On the one hand, asking how many subscribers YouTube TV has is unimportant in the grand scheme of things. At least, not to the general public. If you’re sitting in front of the TV, it doesn’t matter if YouTube TV still has “more than 3 million paid subscribers” — the most recent figures provided on October 29 — or not.
Is that correct?
There’s a case to be made that the number of paid subscribers on YouTube TV has had a direct impact on the state of the streaming world.
Each quarter, Hulu With Live TV releases subscriber numbers as part of parent company Disney’s earnings report. According to the most recent figures, Hulu With Live TV had 3.7 million subscribers as of July 3, up 9 percent from the same time last year. The following update will be on November 10th.
It’s been a year since YouTube TV released any kind of subscriber data. Never mind that the information it released a year ago was, at best, hazy, and that the service received no mention in the company’s third-quarter earnings call on October 26. You’d think that if YouTube TV had more subscribers than Hulu With Live TV, we’d have heard something about it by now. Adding to the mystery is the fact that Hulu With Live TV has experienced three consecutive quarters of slow but steady decline, falling from a high of 4.1 million paid subscriptions in the fourth quarter of 2020 to the most recent figures. To be clear, this is only a 9.7 percent decrease. However, there is still a decline — and a public one at that.
Hulu With Live TV isn’t alone in this regard. DirecTV Stream’s public decline has been more severe, and arguably even more public, due to the fact that it has changed names several times (from DirecTV Now to AT&T TV Now to AT&T TV, and now to its current form) and has also been spun-off from former parent company AT&T. It’s also lost 64% of its 1.84 million paid subscribers since the third quarter of 2018, with 656,000 subs remaining in the fourth quarter of 2020, when it became meaningless to track due to corporate changes.
So what does it matter if YouTube TV is bigger than Hulu with live TV? When you consider the recent (and repeated) squabble between YouTube TV and Roku, it’s easy to see how this could come into play.
Consider the following: Does YouTube TV require Roku more than Roku requires YouTube TV? That may be a more difficult question to answer than you think.
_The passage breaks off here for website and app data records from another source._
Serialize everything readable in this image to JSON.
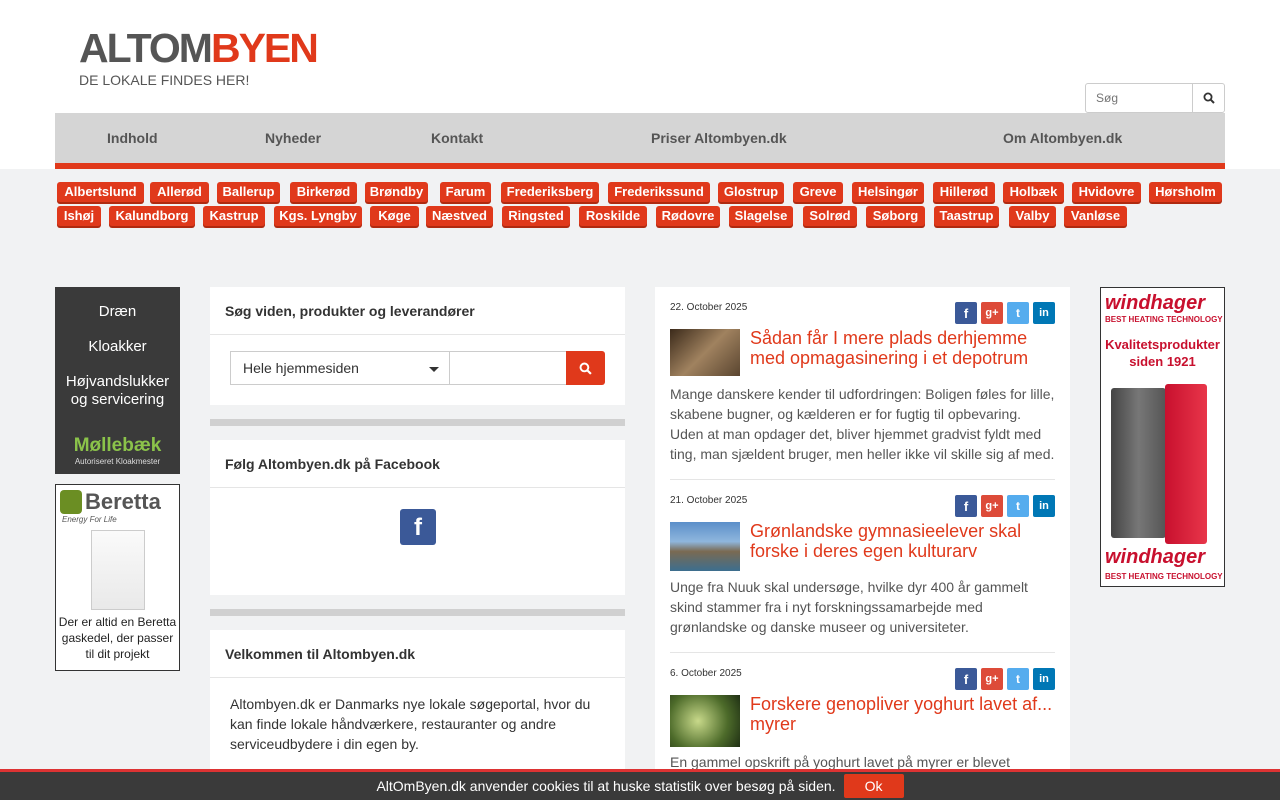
{
  "header": {
    "logo_part1": "ALTOM",
    "logo_part2": "BYEN",
    "tagline": "DE LOKALE FINDES HER!",
    "search_placeholder": "Søg"
  },
  "nav": [
    "Indhold",
    "Nyheder",
    "Kontakt",
    "Priser Altombyen.dk",
    "Om Altombyen.dk"
  ],
  "cities_row1": [
    "Albertslund",
    "Allerød",
    "Ballerup",
    "Birkerød",
    "Brøndby",
    "Farum",
    "Frederiksberg",
    "Frederikssund",
    "Glostrup",
    "Greve",
    "Helsingør",
    "Hillerød",
    "Holbæk",
    "Hvidovre",
    "Hørsholm"
  ],
  "cities_row2": [
    "Ishøj",
    "Kalundborg",
    "Kastrup",
    "Kgs. Lyngby",
    "Køge",
    "Næstved",
    "Ringsted",
    "Roskilde",
    "Rødovre",
    "Slagelse",
    "Solrød",
    "Søborg",
    "Taastrup",
    "Valby",
    "Vanløse"
  ],
  "ad_left1": {
    "lines": [
      "Dræn",
      "Kloakker",
      "Højvandslukker",
      "og servicering"
    ],
    "brand": "Møllebæk",
    "brand_sub": "Autoriseret Kloakmester"
  },
  "ad_left2": {
    "brand": "Beretta",
    "brand_tagline": "Energy For Life",
    "caption": "Der er altid en Beretta gaskedel, der passer til dit projekt"
  },
  "search_panel": {
    "title": "Søg viden, produkter og leverandører",
    "select_value": "Hele hjemmesiden"
  },
  "facebook_panel": {
    "title": "Følg Altombyen.dk på Facebook"
  },
  "welcome_panel": {
    "title": "Velkommen til Altombyen.dk",
    "text": "Altombyen.dk er Danmarks nye lokale søgeportal, hvor du kan finde lokale håndværkere, restauranter og andre serviceudbydere i din egen by."
  },
  "news": [
    {
      "date": "22. October 2025",
      "title": "Sådan får I mere plads derhjemme med opmagasinering i et depotrum",
      "body": "Mange danskere kender til udfordringen: Boligen føles for lille, skabene bugner, og kælderen er for fugtig til opbevaring. Uden at man opdager det, bliver hjemmet gradvist fyldt med ting, man sjældent bruger, men heller ikke vil skille sig af med."
    },
    {
      "date": "21. October 2025",
      "title": "Grønlandske gymnasieelever skal forske i deres egen kulturarv",
      "body": "Unge fra Nuuk skal undersøge, hvilke dyr 400 år gammelt skind stammer fra i nyt forskningssamarbejde med grønlandske og danske museer og universiteter."
    },
    {
      "date": "6. October 2025",
      "title": "Forskere genopliver yoghurt lavet af... myrer",
      "body": "En gammel opskrift på yoghurt lavet på myrer er blevet"
    }
  ],
  "ad_right": {
    "brand": "windhager",
    "tagline": "BEST HEATING TECHNOLOGY",
    "headline": "Kvalitetsprodukter siden 1921"
  },
  "cookie": {
    "text": "AltOmByen.dk anvender cookies til at huske statistik over besøg på siden.",
    "ok": "Ok"
  },
  "colors": {
    "accent": "#e0391b",
    "facebook": "#3b5998",
    "google": "#dd4b39",
    "twitter": "#55acee",
    "linkedin": "#0077b5"
  }
}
And it’s now complicated by the fact that we’re talking about the entire YouTube app, not just YouTube TV, being removed from Roku on December 9. (As a reminder, the only way to watch YouTube TV on Roku right now is through the existing YouTube app, as a result of the war’s start in the spring of 2021.)
On the one hand, you have what is likely the No. 2 livestreaming service in the United States no longer available for new Roku downloads, not to mention YouTube itself disappearing. That last part is, without a doubt, more important in the grand scheme of things.
And, as Roku is painfully aware, replacing a Roku device with a competitor’s device isn’t all that difficult — or expensive. Chromecast and Amazon Fire TV Google TV’s prices are comparable to those of Roku. Those who are willing to spend more money can improve their experience with Apple TV or a high-end Android TV box. All of those options include access to YouTube and YouTube TV. (Though, to be fair, Amazon Fire TV wasn’t always this way.)
On the other hand, it’s relatively simple to switch from YouTube TV to Hulu With TV, Sling TV, or one of the other competitors. You will not receive the exact same channels, features, or experience. But for many people, it will suffice.
So it’s possible that it’s all a matter of convenience. Is it simpler to switch streaming services? Or perhaps hardware?
None of this, however, addresses the question of who requires whom the most. It’s really that simple. Alphabet (the parent company of Google, YouTube, and other companies) just announced a third-quarter revenue of more than $65 billion, a 41 percent increase year over year. It has a cash reserve of $23 billion. Roku reported $532 million in revenue for the second quarter, with $1 billion in cash on hand.
Even though we don’t know how many subscribers YouTube TV has, the math is simple.